Badminton Scotland has thrown its weight behind the I Am Badminton campaign at the Scottish Open Grand Prix this week, with stars Adam Hall and Eleanor O’Donnell becoming ambassadors.
The initiative, launched by the BWF two years ago, is about players, coaches, technical officials and administrators working together to protect badminton from threats like doping, match fixing, illegal betting and corruption.
It offers a platform for players to express their love and respect for the sport through their commitment to clean and honest play.
And Badminton Scotland announced its support at the Scottish Open Grand Prix, with Hall and O’Donnell keen to promote a good example.
“I think the I Am Badminton campaign is all about trying to get kids to learn more about doping and match-fixing within badminton,” said Hall.
“It is a great project and we can really raise the profile about why this is not good and why we as athletes try to discourage this as much as possible.
“We as badminton players want the sport to succeed and do the best as possible for the sport.
“I think it is great Badminton Scotland and the BWF are getting involved. It is a really good step forwards to eradicating it."

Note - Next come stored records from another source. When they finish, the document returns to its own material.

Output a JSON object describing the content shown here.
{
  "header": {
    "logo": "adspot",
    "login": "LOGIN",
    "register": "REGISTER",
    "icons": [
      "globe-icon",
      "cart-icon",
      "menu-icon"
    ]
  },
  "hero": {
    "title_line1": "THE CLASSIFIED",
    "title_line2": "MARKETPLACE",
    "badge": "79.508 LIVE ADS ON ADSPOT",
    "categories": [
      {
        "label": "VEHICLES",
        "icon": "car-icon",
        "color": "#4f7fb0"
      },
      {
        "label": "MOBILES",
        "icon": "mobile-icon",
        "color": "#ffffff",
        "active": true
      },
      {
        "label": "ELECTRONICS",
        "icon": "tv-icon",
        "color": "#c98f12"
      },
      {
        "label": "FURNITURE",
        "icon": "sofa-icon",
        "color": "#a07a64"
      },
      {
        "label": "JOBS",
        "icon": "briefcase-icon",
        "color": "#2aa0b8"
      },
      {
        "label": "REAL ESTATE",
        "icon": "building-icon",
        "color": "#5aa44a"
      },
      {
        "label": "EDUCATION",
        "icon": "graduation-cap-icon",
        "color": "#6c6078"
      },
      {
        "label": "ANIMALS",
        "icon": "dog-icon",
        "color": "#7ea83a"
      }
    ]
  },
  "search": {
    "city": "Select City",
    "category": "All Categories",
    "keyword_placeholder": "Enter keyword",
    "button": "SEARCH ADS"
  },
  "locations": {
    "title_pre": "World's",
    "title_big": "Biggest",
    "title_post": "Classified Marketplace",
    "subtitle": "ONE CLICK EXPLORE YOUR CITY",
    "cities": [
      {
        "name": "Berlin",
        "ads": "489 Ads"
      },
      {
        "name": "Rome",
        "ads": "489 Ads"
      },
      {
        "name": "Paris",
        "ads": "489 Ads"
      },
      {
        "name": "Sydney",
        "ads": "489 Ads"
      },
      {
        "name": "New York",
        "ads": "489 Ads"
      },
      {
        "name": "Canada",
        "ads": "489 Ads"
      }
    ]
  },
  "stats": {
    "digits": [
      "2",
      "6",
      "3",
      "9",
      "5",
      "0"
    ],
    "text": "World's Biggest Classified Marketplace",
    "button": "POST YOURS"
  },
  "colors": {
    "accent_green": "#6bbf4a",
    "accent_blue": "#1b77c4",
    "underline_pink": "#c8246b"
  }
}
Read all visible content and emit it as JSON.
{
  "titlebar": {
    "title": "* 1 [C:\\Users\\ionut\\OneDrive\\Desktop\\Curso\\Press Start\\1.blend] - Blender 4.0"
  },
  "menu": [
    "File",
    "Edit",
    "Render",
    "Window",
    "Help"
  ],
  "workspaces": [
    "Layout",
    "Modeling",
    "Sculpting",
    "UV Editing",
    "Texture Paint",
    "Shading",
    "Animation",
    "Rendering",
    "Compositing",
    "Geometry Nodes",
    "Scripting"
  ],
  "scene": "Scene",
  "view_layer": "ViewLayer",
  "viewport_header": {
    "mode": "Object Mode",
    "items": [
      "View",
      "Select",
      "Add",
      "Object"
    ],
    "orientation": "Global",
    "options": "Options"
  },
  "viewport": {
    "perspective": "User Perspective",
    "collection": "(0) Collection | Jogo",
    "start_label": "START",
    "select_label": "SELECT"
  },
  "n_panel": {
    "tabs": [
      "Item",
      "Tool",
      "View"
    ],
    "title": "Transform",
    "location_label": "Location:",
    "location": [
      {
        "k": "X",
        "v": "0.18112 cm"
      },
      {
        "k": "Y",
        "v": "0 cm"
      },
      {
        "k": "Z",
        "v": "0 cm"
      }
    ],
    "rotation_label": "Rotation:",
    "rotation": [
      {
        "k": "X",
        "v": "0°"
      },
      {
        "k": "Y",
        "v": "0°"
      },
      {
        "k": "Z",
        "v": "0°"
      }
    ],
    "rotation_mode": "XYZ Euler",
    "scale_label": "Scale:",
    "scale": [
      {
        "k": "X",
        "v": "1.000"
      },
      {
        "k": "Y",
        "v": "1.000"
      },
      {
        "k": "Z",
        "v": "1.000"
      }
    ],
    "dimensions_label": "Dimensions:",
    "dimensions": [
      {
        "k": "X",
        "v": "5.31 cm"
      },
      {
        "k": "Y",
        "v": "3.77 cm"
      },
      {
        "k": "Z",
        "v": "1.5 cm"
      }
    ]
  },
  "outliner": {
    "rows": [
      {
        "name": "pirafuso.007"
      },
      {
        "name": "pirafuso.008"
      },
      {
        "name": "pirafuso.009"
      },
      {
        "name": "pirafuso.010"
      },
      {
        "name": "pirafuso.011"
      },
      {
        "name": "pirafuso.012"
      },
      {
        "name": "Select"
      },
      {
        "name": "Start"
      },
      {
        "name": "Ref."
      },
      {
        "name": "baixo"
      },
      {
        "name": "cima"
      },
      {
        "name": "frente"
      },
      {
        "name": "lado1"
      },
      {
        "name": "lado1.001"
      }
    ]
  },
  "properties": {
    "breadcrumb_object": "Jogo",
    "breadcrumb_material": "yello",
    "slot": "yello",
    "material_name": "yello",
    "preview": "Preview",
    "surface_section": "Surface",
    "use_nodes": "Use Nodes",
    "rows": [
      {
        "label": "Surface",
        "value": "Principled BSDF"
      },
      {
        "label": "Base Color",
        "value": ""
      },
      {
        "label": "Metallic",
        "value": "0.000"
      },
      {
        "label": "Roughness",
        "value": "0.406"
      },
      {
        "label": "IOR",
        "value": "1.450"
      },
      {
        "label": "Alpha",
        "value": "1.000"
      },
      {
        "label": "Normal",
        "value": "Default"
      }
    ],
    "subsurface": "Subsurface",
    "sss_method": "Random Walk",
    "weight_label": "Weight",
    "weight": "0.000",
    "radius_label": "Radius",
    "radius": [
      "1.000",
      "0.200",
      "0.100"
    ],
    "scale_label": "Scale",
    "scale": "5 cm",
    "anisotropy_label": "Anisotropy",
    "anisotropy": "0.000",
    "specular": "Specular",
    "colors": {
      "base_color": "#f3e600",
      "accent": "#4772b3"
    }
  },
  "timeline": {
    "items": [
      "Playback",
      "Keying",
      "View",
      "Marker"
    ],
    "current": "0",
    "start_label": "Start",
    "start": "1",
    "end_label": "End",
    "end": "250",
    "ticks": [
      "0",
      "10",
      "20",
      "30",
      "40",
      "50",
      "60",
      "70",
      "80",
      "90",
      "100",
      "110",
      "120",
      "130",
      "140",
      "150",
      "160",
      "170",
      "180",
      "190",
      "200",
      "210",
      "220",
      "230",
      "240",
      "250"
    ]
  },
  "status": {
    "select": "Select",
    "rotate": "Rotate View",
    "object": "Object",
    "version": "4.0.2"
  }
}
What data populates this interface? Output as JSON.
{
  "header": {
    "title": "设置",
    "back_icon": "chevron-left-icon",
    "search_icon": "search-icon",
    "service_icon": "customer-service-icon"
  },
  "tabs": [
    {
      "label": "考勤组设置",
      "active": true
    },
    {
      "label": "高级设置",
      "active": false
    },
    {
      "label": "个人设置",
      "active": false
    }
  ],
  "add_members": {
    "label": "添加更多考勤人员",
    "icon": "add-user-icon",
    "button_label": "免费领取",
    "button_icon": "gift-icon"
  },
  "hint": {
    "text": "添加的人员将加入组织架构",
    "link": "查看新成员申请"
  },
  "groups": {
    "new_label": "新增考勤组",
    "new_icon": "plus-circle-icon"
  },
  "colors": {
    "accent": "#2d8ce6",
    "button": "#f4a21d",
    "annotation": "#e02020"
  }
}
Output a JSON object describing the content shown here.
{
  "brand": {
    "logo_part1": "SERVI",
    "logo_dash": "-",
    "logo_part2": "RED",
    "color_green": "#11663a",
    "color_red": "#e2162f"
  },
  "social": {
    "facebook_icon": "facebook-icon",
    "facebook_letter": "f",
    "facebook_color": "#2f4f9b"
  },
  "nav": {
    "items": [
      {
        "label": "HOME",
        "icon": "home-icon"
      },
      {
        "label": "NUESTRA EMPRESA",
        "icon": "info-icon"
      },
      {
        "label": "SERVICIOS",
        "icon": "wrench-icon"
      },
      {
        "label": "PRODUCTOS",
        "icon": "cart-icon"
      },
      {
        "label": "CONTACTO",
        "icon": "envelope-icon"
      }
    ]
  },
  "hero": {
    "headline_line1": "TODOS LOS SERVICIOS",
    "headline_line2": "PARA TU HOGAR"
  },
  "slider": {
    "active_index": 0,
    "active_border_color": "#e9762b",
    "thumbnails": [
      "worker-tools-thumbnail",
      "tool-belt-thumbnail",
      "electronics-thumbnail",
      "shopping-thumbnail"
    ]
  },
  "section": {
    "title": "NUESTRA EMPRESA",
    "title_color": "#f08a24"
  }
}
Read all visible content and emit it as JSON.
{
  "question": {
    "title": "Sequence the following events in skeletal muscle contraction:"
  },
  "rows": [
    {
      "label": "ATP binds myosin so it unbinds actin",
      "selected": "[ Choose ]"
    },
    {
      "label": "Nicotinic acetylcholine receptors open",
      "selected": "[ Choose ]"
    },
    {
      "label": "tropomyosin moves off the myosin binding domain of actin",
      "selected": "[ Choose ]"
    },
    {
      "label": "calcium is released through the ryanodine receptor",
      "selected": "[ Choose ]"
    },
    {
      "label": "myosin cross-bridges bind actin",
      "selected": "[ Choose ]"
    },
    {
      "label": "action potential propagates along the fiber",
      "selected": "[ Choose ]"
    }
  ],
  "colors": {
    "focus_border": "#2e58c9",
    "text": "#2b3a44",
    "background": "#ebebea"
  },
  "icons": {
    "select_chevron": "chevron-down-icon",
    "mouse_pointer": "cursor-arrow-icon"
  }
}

With the Scottish Open hot on the heels of the World Championships, Scotland has become something of an epicentre of badminton in 2017.
And with over 3,000 children set to watch and take part in activities at the Emirates Arena this week, it is vital to set the right example.
“As a kid, you look up to a lot of people and if you look up to people that are doping and doing things wrong then they will think that’s okay to do,” said O’Donnell.
“In our eyes, it isn’t and we need to teach people this. Growing up in Scotland and Britain, we had a lot of positive role models and that made a difference. We want to do the same.”
Badminton Scotland chief executive Anne Smillie added: “Badminton Scotland is delighted to support the BWF’s Integrity Programme. Doping, match-fixing, illegal betting and corruption are all serious threats to our sport.
“We must all do what we can to protect our sport. Players, fans, administrators and coaches must work together to ensure we have a clean and fair sport.”